— Exercise details —
When you copy the records, keep every word exact and leave the pictures out.
▼
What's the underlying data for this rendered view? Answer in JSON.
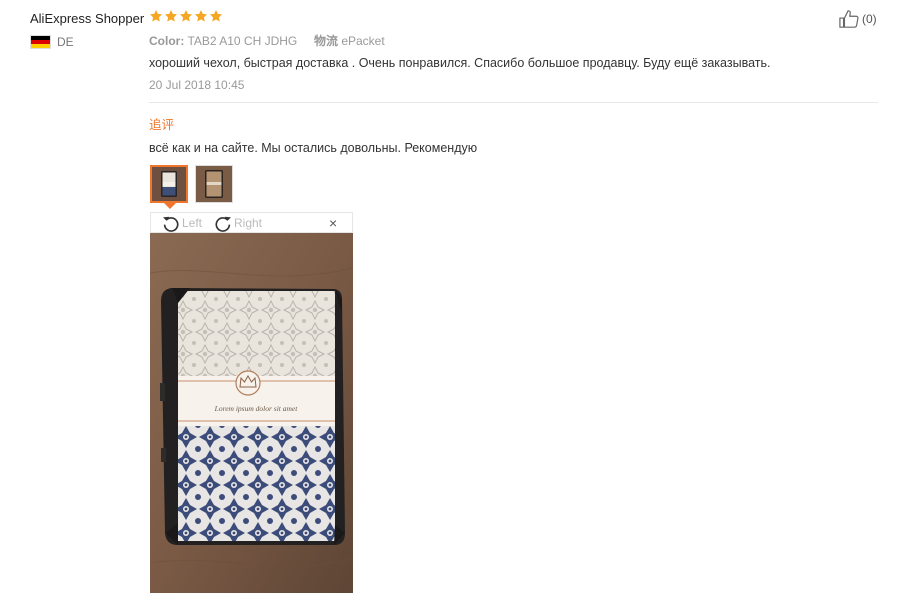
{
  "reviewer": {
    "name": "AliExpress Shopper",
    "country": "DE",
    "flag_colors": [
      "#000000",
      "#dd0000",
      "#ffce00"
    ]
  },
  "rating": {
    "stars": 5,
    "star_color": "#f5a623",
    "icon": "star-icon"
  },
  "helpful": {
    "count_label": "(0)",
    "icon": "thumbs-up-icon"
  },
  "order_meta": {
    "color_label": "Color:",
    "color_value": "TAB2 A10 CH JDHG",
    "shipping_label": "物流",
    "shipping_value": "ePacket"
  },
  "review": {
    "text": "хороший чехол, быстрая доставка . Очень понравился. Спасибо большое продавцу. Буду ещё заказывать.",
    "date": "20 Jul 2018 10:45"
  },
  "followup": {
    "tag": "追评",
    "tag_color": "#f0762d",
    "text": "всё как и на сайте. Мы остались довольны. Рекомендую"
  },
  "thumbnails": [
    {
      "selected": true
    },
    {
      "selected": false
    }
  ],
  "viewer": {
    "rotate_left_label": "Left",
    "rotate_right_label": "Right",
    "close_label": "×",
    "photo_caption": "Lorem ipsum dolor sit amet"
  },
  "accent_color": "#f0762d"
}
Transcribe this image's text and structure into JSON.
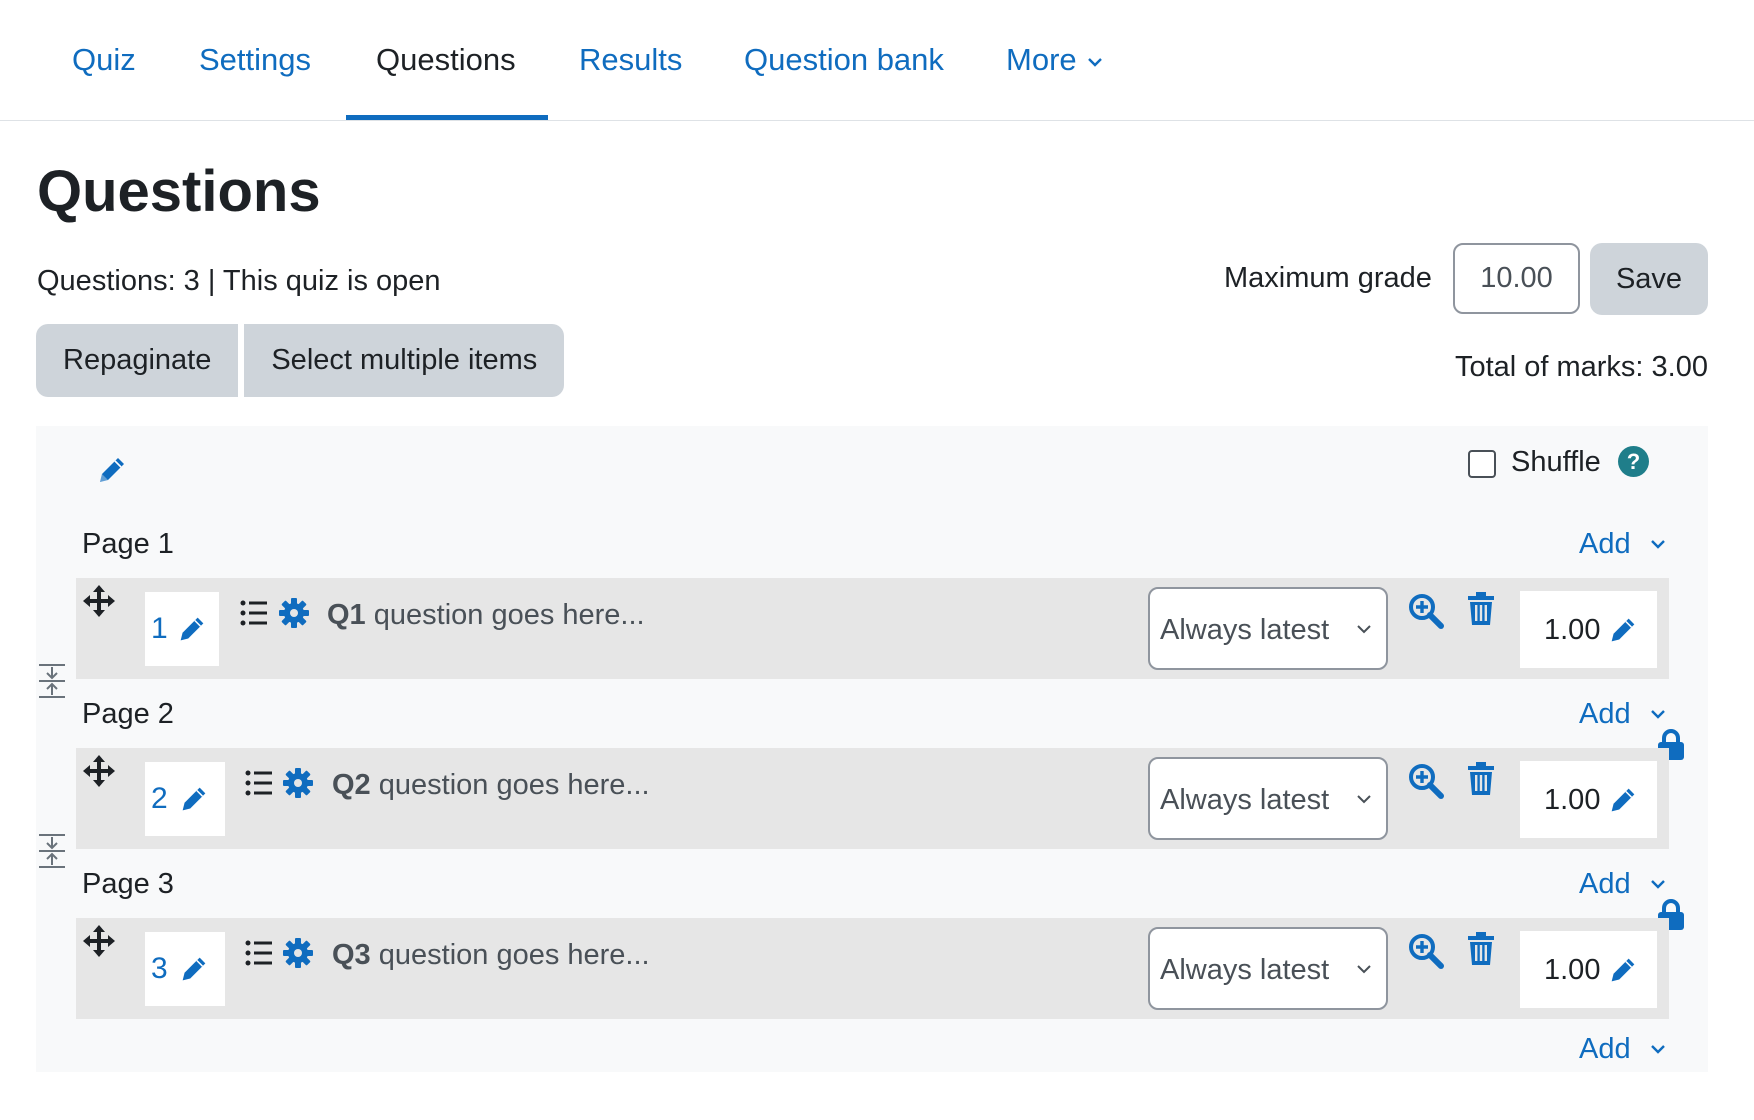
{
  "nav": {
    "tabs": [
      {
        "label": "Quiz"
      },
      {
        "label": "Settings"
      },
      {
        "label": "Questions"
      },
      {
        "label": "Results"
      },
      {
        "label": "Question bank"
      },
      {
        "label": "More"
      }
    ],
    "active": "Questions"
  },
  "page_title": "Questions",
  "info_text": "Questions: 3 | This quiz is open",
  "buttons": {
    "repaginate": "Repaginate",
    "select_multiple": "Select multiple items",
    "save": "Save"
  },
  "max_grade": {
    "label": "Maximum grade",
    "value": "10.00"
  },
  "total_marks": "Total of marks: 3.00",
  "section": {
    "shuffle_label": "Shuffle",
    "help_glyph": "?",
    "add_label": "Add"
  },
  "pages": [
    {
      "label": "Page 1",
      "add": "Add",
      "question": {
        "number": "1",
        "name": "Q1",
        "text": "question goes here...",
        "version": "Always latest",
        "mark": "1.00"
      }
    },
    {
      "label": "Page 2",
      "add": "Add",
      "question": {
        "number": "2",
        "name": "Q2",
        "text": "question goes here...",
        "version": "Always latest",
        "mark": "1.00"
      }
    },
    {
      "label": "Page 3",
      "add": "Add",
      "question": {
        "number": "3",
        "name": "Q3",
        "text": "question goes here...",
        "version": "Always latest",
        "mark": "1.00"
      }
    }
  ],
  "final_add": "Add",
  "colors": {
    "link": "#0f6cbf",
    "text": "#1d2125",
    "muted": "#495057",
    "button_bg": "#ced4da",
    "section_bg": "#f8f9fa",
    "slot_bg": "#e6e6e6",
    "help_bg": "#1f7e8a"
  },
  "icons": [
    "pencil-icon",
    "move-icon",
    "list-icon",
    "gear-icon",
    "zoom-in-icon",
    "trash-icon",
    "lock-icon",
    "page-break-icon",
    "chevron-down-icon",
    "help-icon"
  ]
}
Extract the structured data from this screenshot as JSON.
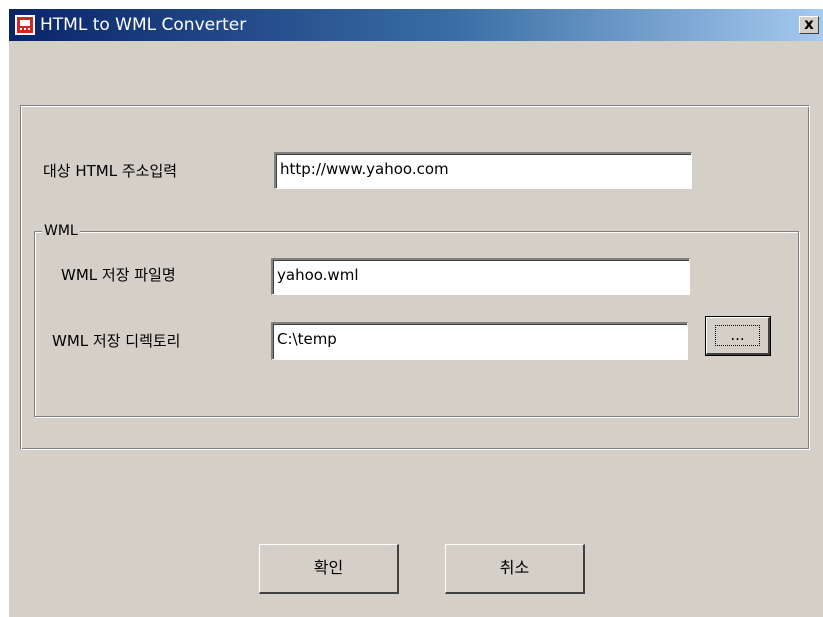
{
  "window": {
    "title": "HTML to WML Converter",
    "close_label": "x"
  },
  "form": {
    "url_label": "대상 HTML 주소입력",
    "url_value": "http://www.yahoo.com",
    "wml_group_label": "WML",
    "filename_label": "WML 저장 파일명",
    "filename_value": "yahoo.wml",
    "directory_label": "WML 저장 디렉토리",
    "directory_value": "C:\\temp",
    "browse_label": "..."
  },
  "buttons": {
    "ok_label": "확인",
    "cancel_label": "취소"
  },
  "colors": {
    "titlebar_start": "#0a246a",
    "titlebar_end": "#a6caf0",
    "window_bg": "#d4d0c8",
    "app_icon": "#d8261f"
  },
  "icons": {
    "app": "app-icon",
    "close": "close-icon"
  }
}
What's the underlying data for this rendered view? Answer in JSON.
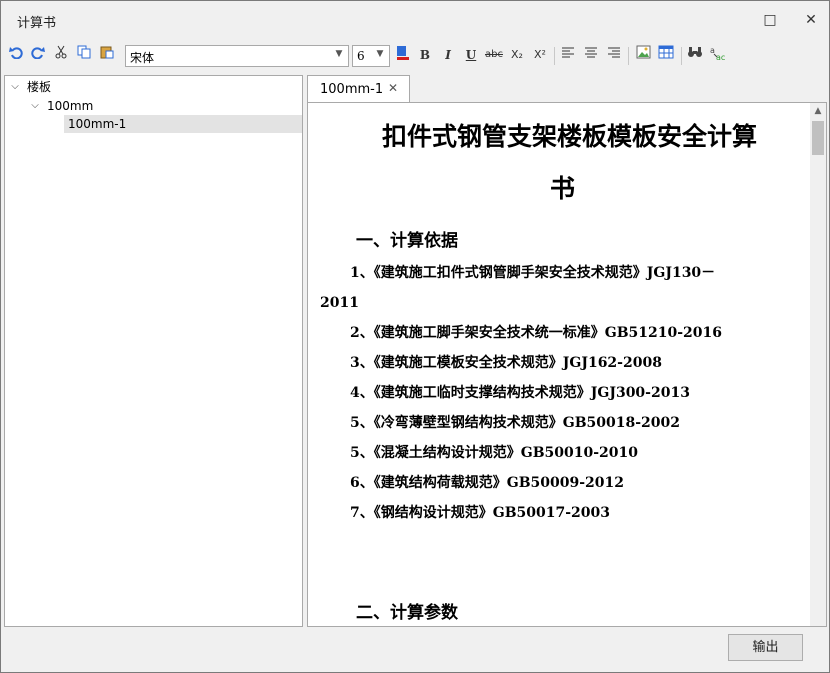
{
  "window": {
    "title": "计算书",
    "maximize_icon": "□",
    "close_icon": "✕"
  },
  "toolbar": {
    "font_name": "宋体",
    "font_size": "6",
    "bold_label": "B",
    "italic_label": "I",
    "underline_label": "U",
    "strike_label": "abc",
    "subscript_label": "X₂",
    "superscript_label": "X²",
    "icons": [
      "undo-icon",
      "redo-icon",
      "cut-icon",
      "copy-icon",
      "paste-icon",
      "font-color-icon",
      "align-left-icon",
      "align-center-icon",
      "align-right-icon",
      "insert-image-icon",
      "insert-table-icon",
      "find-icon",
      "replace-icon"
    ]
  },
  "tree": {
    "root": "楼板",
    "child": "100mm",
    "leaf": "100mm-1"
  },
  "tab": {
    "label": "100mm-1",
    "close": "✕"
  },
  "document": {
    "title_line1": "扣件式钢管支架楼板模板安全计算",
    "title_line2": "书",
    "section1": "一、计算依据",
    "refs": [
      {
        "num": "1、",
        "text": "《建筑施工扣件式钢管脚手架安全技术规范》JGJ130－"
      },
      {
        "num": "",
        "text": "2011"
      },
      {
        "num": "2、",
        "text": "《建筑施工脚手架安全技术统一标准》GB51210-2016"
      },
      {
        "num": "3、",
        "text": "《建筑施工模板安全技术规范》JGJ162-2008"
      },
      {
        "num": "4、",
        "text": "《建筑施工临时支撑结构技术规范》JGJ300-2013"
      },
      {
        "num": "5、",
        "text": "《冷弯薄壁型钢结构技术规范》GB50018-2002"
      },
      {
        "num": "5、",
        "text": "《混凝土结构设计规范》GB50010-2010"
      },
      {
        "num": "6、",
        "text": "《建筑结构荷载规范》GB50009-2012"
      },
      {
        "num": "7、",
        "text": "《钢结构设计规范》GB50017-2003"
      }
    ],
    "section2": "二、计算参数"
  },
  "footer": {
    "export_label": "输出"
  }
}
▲
— Completed exercise —
What's the underlying data for this rendered view? Answer in JSON.
{
  "reviewer": {
    "name": "AliExpress Shopper",
    "country": "DE",
    "flag_colors": [
      "#000000",
      "#dd0000",
      "#ffce00"
    ]
  },
  "rating": {
    "stars": 5,
    "star_color": "#f5a623",
    "icon": "star-icon"
  },
  "helpful": {
    "count_label": "(0)",
    "icon": "thumbs-up-icon"
  },
  "order_meta": {
    "color_label": "Color:",
    "color_value": "TAB2 A10 CH JDHG",
    "shipping_label": "物流",
    "shipping_value": "ePacket"
  },
  "review": {
    "text": "хороший чехол, быстрая доставка . Очень понравился. Спасибо большое продавцу. Буду ещё заказывать.",
    "date": "20 Jul 2018 10:45"
  },
  "followup": {
    "tag": "追评",
    "tag_color": "#f0762d",
    "text": "всё как и на сайте. Мы остались довольны. Рекомендую"
  },
  "thumbnails": [
    {
      "selected": true
    },
    {
      "selected": false
    }
  ],
  "viewer": {
    "rotate_left_label": "Left",
    "rotate_right_label": "Right",
    "close_label": "×",
    "photo_caption": "Lorem ipsum dolor sit amet"
  },
  "accent_color": "#f0762d"
}
Transcribe this image's text and structure into JSON.
{
  "nav": {
    "tabs": [
      {
        "label": "Quiz"
      },
      {
        "label": "Settings"
      },
      {
        "label": "Questions"
      },
      {
        "label": "Results"
      },
      {
        "label": "Question bank"
      },
      {
        "label": "More"
      }
    ],
    "active": "Questions"
  },
  "page_title": "Questions",
  "info_text": "Questions: 3 | This quiz is open",
  "buttons": {
    "repaginate": "Repaginate",
    "select_multiple": "Select multiple items",
    "save": "Save"
  },
  "max_grade": {
    "label": "Maximum grade",
    "value": "10.00"
  },
  "total_marks": "Total of marks: 3.00",
  "section": {
    "shuffle_label": "Shuffle",
    "help_glyph": "?",
    "add_label": "Add"
  },
  "pages": [
    {
      "label": "Page 1",
      "add": "Add",
      "question": {
        "number": "1",
        "name": "Q1",
        "text": "question goes here...",
        "version": "Always latest",
        "mark": "1.00"
      }
    },
    {
      "label": "Page 2",
      "add": "Add",
      "question": {
        "number": "2",
        "name": "Q2",
        "text": "question goes here...",
        "version": "Always latest",
        "mark": "1.00"
      }
    },
    {
      "label": "Page 3",
      "add": "Add",
      "question": {
        "number": "3",
        "name": "Q3",
        "text": "question goes here...",
        "version": "Always latest",
        "mark": "1.00"
      }
    }
  ],
  "final_add": "Add",
  "colors": {
    "link": "#0f6cbf",
    "text": "#1d2125",
    "muted": "#495057",
    "button_bg": "#ced4da",
    "section_bg": "#f8f9fa",
    "slot_bg": "#e6e6e6",
    "help_bg": "#1f7e8a"
  },
  "icons": [
    "pencil-icon",
    "move-icon",
    "list-icon",
    "gear-icon",
    "zoom-in-icon",
    "trash-icon",
    "lock-icon",
    "page-break-icon",
    "chevron-down-icon",
    "help-icon"
  ]
}
Extract the structured data from this screenshot as JSON.
{
  "window": {
    "title": "HTML to WML Converter",
    "close_label": "x"
  },
  "form": {
    "url_label": "대상 HTML 주소입력",
    "url_value": "http://www.yahoo.com",
    "wml_group_label": "WML",
    "filename_label": "WML 저장 파일명",
    "filename_value": "yahoo.wml",
    "directory_label": "WML 저장 디렉토리",
    "directory_value": "C:\\temp",
    "browse_label": "..."
  },
  "buttons": {
    "ok_label": "확인",
    "cancel_label": "취소"
  },
  "colors": {
    "titlebar_start": "#0a246a",
    "titlebar_end": "#a6caf0",
    "window_bg": "#d4d0c8",
    "app_icon": "#d8261f"
  },
  "icons": {
    "app": "app-icon",
    "close": "close-icon"
  }
}
What's the underlying data for this rendered view? Answer in JSON.
{
  "window": {
    "title": "计算书",
    "maximize_icon": "□",
    "close_icon": "✕"
  },
  "toolbar": {
    "font_name": "宋体",
    "font_size": "6",
    "bold_label": "B",
    "italic_label": "I",
    "underline_label": "U",
    "strike_label": "abc",
    "subscript_label": "X₂",
    "superscript_label": "X²",
    "icons": [
      "undo-icon",
      "redo-icon",
      "cut-icon",
      "copy-icon",
      "paste-icon",
      "font-color-icon",
      "align-left-icon",
      "align-center-icon",
      "align-right-icon",
      "insert-image-icon",
      "insert-table-icon",
      "find-icon",
      "replace-icon"
    ]
  },
  "tree": {
    "root": "楼板",
    "child": "100mm",
    "leaf": "100mm-1"
  },
  "tab": {
    "label": "100mm-1",
    "close": "✕"
  },
  "document": {
    "title_line1": "扣件式钢管支架楼板模板安全计算",
    "title_line2": "书",
    "section1": "一、计算依据",
    "refs": [
      {
        "num": "1、",
        "text": "《建筑施工扣件式钢管脚手架安全技术规范》JGJ130－"
      },
      {
        "num": "",
        "text": "2011"
      },
      {
        "num": "2、",
        "text": "《建筑施工脚手架安全技术统一标准》GB51210-2016"
      },
      {
        "num": "3、",
        "text": "《建筑施工模板安全技术规范》JGJ162-2008"
      },
      {
        "num": "4、",
        "text": "《建筑施工临时支撑结构技术规范》JGJ300-2013"
      },
      {
        "num": "5、",
        "text": "《冷弯薄壁型钢结构技术规范》GB50018-2002"
      },
      {
        "num": "5、",
        "text": "《混凝土结构设计规范》GB50010-2010"
      },
      {
        "num": "6、",
        "text": "《建筑结构荷载规范》GB50009-2012"
      },
      {
        "num": "7、",
        "text": "《钢结构设计规范》GB50017-2003"
      }
    ],
    "section2": "二、计算参数"
  },
  "footer": {
    "export_label": "输出"
  }
}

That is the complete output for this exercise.